(PROVIDED MATERIAL begins)

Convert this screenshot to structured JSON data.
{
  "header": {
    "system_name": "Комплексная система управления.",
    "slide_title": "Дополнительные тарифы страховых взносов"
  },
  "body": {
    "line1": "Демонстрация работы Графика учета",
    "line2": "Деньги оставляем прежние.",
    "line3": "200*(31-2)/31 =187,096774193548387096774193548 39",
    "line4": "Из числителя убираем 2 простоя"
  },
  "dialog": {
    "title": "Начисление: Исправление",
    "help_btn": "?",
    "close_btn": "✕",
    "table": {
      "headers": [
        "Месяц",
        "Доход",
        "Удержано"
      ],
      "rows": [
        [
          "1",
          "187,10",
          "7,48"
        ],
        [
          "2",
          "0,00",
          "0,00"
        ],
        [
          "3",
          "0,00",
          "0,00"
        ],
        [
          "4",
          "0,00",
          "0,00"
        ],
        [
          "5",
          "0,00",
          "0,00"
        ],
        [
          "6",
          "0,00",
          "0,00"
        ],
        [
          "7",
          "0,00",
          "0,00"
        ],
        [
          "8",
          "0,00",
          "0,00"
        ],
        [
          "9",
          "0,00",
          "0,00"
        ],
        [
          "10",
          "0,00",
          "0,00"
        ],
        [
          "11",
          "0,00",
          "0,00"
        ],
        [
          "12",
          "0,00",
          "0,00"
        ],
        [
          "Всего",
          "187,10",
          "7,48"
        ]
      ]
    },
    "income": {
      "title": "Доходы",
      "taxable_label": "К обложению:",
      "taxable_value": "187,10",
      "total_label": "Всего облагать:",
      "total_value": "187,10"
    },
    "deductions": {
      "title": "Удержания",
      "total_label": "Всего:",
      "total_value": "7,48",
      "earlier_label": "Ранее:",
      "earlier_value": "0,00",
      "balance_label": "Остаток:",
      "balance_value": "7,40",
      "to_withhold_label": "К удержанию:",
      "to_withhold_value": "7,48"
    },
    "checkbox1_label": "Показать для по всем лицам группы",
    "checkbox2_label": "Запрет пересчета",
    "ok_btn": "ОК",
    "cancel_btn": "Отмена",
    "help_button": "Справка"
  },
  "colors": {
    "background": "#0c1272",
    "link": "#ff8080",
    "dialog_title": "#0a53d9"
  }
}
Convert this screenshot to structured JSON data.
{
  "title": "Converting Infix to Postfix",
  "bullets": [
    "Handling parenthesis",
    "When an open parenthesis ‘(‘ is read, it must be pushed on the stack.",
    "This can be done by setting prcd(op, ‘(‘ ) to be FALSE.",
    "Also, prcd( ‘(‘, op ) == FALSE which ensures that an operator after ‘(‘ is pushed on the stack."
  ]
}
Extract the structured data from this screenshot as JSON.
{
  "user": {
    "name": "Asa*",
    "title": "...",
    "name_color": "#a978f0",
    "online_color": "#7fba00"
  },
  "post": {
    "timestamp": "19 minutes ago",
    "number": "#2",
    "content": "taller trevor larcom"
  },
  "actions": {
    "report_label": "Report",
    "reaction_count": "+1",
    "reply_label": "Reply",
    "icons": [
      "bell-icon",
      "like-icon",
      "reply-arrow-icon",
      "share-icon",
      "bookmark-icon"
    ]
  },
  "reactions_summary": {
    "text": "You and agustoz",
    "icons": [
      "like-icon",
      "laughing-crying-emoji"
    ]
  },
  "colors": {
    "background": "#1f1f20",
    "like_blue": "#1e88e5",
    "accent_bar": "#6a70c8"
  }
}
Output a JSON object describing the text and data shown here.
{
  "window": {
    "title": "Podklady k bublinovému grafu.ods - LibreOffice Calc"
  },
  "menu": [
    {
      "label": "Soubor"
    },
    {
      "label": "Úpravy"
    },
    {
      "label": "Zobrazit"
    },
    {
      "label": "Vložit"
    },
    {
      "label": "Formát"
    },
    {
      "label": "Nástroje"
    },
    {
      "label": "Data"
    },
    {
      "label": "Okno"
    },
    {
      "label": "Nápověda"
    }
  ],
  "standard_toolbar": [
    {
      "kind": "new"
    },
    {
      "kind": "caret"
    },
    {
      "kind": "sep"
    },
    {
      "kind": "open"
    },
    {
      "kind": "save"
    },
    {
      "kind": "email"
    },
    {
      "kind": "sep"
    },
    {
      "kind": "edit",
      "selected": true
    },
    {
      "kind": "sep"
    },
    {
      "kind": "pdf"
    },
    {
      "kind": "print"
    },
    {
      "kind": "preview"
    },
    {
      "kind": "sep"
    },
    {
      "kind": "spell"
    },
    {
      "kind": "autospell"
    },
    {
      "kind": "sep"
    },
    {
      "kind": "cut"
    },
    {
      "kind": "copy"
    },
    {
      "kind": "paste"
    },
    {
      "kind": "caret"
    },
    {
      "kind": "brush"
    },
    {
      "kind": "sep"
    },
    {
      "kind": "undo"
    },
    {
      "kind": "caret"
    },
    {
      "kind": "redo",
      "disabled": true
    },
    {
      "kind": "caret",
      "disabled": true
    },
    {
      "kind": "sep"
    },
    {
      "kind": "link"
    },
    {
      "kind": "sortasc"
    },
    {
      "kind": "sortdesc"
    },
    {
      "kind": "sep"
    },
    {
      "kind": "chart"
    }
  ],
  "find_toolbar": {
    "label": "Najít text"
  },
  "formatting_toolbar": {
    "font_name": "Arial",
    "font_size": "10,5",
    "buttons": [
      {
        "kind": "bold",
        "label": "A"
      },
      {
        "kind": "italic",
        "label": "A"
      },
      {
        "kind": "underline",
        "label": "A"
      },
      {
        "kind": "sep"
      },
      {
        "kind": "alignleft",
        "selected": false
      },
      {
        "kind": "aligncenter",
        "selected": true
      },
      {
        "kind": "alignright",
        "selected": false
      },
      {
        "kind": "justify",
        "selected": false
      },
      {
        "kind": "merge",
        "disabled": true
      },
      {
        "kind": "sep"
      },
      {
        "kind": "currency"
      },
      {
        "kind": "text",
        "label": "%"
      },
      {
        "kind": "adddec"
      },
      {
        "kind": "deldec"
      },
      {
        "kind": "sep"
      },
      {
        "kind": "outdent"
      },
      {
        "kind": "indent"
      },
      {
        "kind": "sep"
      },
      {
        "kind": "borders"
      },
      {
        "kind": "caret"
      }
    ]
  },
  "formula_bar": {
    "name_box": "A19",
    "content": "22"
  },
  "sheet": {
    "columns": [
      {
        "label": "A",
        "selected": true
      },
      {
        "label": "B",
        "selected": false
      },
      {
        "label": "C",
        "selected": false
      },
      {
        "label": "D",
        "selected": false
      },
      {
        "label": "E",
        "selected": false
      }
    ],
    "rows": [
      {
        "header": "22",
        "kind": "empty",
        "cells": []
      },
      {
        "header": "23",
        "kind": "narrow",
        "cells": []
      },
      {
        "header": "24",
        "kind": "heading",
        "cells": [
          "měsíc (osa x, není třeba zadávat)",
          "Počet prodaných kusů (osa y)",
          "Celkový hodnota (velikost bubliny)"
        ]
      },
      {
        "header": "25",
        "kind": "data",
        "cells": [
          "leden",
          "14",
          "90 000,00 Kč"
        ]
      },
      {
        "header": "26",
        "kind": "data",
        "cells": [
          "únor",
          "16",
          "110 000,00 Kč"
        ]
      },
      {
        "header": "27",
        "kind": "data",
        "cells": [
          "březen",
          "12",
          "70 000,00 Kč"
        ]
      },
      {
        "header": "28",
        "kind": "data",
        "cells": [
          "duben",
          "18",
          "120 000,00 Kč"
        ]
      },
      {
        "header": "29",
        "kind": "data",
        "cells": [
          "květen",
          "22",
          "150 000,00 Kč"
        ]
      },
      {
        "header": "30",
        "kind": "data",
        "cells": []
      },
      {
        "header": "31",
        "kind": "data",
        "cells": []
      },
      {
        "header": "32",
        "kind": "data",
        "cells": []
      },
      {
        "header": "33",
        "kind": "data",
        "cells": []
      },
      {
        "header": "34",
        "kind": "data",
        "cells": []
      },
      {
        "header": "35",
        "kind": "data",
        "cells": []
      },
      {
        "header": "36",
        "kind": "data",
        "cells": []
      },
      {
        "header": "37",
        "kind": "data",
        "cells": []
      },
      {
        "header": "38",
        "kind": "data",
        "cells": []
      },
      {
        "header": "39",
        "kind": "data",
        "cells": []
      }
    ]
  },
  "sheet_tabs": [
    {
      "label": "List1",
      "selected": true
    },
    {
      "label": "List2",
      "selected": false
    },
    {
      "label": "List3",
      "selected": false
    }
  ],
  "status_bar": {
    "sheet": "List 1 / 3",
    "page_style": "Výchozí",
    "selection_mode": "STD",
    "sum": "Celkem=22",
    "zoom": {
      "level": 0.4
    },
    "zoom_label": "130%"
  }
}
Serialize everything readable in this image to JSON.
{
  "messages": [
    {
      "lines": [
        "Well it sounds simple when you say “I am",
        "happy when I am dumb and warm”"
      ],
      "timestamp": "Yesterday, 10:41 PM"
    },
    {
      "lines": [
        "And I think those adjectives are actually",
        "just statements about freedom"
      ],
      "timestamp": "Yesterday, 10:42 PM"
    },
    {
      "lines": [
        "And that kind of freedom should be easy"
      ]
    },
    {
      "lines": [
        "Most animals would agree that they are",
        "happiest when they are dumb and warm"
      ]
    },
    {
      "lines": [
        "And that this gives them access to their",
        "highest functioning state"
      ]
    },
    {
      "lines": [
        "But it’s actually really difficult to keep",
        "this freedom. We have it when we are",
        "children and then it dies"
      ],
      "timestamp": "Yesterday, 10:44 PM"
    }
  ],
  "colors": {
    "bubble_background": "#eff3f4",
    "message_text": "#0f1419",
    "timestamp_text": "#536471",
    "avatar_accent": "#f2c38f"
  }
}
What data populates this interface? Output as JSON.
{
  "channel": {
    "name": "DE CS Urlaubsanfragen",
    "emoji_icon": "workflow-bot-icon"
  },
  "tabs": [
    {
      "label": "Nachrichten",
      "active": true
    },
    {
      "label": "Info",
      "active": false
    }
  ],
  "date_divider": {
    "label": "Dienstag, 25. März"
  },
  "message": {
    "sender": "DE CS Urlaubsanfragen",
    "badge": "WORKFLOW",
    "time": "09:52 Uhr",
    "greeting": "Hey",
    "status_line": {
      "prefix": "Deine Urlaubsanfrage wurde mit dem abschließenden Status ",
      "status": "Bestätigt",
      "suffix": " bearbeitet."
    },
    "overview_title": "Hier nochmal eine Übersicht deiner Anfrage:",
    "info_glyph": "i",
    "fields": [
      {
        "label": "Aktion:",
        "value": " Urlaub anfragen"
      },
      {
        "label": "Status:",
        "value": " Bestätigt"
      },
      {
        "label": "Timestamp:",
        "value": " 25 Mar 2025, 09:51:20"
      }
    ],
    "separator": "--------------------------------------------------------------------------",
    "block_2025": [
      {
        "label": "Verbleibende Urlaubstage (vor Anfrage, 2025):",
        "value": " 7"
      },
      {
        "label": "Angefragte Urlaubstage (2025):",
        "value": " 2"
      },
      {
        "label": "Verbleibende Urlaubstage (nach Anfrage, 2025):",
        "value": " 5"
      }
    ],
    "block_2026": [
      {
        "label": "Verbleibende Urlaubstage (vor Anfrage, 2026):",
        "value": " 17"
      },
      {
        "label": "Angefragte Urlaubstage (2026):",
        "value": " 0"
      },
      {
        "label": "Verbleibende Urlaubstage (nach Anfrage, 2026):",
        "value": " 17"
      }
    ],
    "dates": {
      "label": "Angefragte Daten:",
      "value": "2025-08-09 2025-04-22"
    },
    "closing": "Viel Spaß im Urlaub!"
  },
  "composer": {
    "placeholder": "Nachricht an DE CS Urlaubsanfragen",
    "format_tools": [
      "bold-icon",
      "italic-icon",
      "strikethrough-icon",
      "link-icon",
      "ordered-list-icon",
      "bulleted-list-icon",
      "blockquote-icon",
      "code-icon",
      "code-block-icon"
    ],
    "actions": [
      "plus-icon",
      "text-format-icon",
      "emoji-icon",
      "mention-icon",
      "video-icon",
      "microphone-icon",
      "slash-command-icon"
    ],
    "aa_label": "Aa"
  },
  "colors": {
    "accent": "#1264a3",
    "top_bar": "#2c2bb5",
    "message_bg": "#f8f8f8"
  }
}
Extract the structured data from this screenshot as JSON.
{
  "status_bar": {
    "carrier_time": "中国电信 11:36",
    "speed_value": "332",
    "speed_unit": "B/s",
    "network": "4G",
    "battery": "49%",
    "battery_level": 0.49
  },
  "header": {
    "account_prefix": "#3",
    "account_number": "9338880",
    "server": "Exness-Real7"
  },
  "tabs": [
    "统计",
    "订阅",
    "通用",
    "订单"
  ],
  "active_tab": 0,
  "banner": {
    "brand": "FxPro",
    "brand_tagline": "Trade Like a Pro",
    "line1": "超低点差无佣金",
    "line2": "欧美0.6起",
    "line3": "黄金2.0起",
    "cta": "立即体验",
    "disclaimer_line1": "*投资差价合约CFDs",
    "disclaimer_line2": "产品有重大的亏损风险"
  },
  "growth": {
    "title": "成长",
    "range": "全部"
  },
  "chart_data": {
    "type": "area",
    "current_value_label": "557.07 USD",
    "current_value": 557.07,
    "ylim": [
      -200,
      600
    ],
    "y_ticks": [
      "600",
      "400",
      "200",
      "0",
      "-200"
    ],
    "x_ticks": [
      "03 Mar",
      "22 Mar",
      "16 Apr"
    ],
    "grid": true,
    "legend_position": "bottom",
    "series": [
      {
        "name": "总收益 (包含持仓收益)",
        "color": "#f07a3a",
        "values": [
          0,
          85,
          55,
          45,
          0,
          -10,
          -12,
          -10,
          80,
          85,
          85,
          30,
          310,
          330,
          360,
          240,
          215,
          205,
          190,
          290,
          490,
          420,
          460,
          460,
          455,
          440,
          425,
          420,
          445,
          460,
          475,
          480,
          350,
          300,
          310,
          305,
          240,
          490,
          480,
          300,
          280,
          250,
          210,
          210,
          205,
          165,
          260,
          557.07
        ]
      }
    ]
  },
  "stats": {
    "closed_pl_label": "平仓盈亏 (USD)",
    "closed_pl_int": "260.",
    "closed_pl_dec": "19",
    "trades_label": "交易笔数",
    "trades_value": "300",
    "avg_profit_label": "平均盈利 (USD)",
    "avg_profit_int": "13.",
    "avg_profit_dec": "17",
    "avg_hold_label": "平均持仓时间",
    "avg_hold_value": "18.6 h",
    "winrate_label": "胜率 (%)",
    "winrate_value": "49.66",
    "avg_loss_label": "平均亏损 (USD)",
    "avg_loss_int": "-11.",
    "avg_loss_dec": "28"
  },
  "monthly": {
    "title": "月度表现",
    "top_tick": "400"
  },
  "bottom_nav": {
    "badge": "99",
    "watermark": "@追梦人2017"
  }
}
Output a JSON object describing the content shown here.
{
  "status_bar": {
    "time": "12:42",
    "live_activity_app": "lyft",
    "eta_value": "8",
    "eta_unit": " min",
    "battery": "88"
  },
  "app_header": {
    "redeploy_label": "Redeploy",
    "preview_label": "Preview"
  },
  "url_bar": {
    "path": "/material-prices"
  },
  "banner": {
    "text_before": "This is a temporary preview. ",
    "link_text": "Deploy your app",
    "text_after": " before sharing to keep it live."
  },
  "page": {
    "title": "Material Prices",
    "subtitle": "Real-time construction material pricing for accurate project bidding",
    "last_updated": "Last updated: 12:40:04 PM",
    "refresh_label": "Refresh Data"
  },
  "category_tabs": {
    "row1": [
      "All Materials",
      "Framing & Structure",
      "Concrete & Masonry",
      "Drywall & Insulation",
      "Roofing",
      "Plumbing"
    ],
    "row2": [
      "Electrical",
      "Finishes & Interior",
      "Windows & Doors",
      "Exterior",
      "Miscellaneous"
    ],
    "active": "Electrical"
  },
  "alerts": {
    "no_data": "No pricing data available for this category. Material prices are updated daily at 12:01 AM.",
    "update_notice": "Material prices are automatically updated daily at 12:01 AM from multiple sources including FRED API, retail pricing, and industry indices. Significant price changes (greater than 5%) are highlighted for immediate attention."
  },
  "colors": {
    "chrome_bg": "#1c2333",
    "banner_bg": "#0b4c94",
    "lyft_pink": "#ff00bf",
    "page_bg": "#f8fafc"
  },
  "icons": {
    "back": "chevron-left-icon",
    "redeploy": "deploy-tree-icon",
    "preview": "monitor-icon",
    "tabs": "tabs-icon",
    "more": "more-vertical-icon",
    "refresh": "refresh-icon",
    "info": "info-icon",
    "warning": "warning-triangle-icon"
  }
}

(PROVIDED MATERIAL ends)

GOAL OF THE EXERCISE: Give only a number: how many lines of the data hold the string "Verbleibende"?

RESPONSE BOX: 4